Equal pay and equal opportunity make sense, but gender inequalities persist in financial services. However, progress is being made, with more women being installed in senior management and board positions in financial firms. There is much room for more progress, though. Chief executive positions, for example, remain largely filled by men.
Gender Pay Gap
Despite the gender-diversity rhetoric in business, the gender makeup of corporate boards, including those of MENA, reveal that the female population is poorly represented at the top. And studies prove that this imbalance works against the bottom line. Companies with female directors tend to fly higher profit-wise than their all-male competitors. Changes need to start at the societal level, with more women succeeding on every rung of the business ladder.
I recently spoke my mind on the challenges that women face in the banking sector. Just the day after, Anne Boden, founder of the UK’s Starling Bank, did the same. Our comments hit the headlines. We’d clearly struck a nerve.
Ms. Juliet Morris of International Banker interviews Ms. Nahla Khaddage Boudiab, COO of AM Bank on Lebanon’s banking sector, AM Bank’s success and her role within the World Union of Arab Bankers.
In the United Kingdom under new government regulation, businesses must report their gender pay gaps. The factors contributing to these gaps are varied, but as Jayne-Anne Gadhia, the government’s Women in Finance Champion, explains, closing them is a must to tap into the full potential of all employees regardless of gender, for the benefit of not only the workers and their firms but society at large.

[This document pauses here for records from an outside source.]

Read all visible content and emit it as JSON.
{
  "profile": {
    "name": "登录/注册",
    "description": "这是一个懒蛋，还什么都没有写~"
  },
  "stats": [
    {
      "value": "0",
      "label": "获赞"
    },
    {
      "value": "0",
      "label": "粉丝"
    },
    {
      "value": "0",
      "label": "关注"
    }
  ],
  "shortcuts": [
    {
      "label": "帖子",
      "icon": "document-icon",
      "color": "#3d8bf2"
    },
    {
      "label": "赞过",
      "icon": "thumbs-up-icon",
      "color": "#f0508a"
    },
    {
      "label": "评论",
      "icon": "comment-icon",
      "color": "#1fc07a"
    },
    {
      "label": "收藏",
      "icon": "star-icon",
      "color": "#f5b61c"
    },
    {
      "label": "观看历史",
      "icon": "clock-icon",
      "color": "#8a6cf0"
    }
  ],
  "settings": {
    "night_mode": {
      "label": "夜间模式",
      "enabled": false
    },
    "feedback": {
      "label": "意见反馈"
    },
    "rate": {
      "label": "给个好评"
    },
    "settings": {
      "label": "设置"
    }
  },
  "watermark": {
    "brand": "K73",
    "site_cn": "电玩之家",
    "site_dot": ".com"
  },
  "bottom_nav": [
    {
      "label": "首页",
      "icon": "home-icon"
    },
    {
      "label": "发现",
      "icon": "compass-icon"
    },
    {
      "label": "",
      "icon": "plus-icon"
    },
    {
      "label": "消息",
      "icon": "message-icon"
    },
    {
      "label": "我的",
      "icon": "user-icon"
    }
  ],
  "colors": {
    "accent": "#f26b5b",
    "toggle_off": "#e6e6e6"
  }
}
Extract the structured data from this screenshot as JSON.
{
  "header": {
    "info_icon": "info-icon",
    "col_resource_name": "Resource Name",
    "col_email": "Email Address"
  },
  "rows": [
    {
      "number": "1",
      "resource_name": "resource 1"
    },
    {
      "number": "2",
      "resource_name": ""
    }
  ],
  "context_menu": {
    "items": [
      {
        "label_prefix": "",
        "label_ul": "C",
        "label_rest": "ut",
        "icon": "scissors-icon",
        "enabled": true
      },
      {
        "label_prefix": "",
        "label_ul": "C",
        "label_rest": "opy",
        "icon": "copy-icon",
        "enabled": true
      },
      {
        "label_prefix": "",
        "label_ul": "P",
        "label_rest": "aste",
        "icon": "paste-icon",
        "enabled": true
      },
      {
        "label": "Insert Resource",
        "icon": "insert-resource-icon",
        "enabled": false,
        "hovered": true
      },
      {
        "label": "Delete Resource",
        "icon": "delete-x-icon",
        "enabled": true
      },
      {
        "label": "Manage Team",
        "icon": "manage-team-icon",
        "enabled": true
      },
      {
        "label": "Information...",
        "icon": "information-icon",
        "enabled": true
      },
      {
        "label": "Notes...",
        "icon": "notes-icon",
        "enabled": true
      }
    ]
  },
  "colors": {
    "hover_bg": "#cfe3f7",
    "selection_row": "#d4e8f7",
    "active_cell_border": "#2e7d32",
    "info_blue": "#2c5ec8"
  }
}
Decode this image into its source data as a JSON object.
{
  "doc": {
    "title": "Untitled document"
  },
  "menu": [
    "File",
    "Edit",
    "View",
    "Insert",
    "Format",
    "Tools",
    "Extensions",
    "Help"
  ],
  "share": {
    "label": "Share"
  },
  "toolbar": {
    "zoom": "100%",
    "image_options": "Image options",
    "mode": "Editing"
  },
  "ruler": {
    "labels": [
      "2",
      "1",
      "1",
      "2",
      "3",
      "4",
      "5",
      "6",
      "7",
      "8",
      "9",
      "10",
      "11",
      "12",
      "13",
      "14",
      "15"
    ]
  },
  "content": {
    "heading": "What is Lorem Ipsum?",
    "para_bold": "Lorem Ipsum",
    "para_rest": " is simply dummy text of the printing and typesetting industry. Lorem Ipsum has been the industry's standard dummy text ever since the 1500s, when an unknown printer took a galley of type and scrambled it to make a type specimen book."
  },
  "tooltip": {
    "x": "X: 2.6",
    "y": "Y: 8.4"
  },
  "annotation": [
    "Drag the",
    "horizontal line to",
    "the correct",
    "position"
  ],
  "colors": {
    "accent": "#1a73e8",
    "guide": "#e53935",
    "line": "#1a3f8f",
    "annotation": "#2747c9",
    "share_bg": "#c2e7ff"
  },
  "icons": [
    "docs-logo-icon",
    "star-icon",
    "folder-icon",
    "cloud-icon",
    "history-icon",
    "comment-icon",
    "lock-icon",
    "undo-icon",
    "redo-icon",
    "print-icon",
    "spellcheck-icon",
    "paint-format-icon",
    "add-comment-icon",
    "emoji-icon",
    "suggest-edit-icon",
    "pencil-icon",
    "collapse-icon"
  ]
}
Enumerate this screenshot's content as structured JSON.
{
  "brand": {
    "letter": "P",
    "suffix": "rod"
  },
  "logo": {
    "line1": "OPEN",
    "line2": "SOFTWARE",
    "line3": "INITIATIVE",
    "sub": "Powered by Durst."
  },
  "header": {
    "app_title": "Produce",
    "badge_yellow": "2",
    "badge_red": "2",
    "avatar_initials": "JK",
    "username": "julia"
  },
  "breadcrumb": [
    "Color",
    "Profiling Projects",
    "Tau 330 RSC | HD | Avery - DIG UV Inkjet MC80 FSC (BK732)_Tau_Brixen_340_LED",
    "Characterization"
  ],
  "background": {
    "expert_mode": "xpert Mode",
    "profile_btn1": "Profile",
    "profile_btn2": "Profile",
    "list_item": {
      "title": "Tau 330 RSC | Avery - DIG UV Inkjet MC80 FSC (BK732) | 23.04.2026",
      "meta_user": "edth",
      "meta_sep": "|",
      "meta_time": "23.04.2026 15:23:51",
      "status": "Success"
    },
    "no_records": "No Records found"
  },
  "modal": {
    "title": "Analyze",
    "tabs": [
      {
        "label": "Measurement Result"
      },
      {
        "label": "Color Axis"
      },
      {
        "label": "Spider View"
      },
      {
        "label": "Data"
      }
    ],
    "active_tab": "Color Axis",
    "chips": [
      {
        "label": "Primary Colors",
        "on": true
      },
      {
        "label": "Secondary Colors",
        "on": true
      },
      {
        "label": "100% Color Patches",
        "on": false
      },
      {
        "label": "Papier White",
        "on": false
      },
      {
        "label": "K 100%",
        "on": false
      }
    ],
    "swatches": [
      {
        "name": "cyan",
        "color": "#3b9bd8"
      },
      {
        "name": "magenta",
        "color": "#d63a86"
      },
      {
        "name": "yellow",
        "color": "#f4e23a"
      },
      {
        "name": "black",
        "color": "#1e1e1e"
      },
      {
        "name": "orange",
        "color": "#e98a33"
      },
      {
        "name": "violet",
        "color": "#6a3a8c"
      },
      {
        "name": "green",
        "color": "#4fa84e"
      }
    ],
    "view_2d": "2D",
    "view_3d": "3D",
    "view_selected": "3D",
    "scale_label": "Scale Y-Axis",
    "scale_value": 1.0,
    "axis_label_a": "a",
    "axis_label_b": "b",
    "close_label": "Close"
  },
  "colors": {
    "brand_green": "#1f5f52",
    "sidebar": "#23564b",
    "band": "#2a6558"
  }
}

“Equal pay for equal work” has been a familiar mantra, and law in many countries, for decades—but does reality coincide, especially in the world of finance? Various studies have revealed disturbing gender pay gaps, and the push is on for banks around the globe to disclose wage data according to gender and ethnicity, something many seem reluctant to do.